We have nothing to complain about this city. We did a Black Cab Tour which admittedly wasn’t anything to write home about but we did learn a great deal about the history and the conflict in the area. We witnessed some young boys of about 8 or 9 scale a wall to rip down the UK flag. So it showed to us how conflict still resides.

From city to coast, we visited the Giants Causeway and that would have to be one of the coolest things we have seen. Pictures do not do justice to this natural wonder. The legend goes that the causeway was built by the Irish giant to fight the Scottish giant. The scientific version probably isn’t half as exciting! Walking along the cliff face above the causeway, we were getting pushed along by the gale force wind before we decided to take the safer option for a view of the rocks by taking the shuttle bus to stand amongst them! Definitely worth a visit if this region is on anyone’s itinerary.
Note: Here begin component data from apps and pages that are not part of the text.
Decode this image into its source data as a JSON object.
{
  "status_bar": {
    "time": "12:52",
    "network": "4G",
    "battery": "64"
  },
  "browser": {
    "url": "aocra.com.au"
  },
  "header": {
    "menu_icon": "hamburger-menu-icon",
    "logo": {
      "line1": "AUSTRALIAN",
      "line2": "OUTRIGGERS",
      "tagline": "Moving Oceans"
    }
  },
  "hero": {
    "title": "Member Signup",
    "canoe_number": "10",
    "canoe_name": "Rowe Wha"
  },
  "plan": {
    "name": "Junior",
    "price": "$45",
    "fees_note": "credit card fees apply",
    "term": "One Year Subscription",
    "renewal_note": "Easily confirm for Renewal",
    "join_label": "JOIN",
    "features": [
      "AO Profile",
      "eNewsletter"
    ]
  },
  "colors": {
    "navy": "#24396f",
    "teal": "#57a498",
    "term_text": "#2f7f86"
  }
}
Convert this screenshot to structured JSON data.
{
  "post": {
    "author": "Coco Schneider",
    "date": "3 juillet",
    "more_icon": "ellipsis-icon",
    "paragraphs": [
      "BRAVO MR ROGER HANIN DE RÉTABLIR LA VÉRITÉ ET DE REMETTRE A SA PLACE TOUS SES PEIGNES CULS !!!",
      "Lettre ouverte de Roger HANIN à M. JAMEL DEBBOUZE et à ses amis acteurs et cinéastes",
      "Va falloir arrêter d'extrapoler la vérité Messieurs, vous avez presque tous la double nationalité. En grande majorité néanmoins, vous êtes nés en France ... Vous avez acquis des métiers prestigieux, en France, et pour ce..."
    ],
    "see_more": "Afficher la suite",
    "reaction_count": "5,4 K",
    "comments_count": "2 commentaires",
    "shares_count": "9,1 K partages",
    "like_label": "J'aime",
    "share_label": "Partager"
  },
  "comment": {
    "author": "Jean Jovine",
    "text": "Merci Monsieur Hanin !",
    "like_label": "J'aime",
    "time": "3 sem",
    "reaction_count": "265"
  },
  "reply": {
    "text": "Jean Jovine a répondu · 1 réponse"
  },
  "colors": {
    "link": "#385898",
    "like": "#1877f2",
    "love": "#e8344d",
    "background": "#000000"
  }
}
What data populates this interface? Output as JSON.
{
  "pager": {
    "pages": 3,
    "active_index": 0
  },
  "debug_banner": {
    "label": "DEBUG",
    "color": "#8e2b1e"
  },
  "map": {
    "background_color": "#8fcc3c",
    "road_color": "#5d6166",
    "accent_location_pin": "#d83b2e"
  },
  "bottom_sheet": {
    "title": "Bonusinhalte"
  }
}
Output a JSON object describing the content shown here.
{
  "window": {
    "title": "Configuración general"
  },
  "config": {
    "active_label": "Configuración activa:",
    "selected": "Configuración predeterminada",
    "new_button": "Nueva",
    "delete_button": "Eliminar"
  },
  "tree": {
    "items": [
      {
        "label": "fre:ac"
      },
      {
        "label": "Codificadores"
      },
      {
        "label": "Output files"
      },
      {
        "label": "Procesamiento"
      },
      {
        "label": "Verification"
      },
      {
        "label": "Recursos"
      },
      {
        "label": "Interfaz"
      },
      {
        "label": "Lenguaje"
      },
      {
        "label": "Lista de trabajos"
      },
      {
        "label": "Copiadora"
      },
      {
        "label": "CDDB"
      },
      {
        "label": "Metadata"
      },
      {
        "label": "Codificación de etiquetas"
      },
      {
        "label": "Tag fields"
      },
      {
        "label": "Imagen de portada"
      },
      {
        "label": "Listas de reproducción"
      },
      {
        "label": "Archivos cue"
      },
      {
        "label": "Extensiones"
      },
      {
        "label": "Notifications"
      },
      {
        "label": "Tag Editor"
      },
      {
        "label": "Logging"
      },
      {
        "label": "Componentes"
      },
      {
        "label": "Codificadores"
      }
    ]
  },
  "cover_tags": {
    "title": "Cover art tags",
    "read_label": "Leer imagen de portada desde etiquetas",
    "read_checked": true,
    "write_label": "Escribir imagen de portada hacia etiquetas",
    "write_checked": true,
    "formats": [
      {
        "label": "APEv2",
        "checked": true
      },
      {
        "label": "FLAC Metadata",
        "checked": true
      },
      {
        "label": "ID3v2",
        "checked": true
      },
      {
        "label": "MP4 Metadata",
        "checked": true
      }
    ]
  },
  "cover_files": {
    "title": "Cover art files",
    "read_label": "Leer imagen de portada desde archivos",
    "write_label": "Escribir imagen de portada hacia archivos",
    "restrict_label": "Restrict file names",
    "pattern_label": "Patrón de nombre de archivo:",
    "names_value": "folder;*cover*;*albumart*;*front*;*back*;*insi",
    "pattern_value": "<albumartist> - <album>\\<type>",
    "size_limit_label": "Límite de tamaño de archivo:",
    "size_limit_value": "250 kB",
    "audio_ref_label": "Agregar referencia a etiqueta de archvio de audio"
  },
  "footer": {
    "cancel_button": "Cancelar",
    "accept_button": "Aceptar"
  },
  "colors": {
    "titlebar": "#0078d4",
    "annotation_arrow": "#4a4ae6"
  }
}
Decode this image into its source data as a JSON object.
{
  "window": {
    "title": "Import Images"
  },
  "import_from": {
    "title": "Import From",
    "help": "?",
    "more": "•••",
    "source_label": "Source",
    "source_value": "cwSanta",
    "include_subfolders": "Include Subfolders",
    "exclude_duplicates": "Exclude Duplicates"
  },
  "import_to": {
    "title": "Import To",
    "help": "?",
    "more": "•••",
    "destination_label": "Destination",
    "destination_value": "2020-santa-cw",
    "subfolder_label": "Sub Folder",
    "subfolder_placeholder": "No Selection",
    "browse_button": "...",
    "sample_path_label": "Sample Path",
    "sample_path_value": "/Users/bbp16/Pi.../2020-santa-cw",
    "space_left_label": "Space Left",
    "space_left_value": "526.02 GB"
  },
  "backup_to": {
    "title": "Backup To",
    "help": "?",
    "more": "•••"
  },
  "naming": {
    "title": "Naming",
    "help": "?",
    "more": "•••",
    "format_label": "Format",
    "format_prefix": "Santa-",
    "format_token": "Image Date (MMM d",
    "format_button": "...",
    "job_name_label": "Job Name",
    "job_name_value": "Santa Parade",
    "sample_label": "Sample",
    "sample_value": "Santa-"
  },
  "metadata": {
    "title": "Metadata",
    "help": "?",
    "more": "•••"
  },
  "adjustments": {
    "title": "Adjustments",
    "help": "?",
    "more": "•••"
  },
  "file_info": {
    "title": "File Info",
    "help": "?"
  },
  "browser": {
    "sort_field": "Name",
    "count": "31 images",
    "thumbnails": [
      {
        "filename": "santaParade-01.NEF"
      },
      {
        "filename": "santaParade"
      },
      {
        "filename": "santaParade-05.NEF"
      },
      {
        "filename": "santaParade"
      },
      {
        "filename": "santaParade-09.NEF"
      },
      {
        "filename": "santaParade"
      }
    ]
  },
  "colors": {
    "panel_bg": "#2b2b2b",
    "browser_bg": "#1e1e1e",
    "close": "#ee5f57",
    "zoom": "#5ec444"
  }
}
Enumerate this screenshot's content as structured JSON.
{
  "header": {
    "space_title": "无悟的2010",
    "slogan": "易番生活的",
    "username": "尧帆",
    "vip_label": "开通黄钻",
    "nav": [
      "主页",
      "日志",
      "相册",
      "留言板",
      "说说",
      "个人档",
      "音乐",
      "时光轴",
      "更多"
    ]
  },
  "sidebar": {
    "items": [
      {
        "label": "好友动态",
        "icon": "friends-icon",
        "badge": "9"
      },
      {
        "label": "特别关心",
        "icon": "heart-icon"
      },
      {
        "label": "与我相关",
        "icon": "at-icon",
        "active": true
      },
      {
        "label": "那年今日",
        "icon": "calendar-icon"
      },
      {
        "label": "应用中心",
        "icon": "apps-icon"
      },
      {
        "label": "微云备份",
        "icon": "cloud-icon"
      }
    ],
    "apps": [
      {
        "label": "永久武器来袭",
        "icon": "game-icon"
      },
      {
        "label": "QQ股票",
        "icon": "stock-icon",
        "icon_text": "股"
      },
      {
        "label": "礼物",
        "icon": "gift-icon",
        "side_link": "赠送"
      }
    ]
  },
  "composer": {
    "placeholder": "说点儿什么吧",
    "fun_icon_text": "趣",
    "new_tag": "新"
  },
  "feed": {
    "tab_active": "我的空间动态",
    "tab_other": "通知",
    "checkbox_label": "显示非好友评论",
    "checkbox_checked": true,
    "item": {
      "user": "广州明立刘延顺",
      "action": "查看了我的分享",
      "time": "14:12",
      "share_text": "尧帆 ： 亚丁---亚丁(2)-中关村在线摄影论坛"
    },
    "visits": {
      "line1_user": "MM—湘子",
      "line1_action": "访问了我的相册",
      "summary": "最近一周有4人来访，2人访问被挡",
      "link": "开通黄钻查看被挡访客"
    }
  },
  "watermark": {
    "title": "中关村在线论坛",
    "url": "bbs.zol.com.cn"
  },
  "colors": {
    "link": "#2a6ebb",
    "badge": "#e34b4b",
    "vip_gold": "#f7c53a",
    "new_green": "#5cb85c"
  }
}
View more pictures from our trips in Photo Gallery

Giant's Causeway
Giant’s Causeway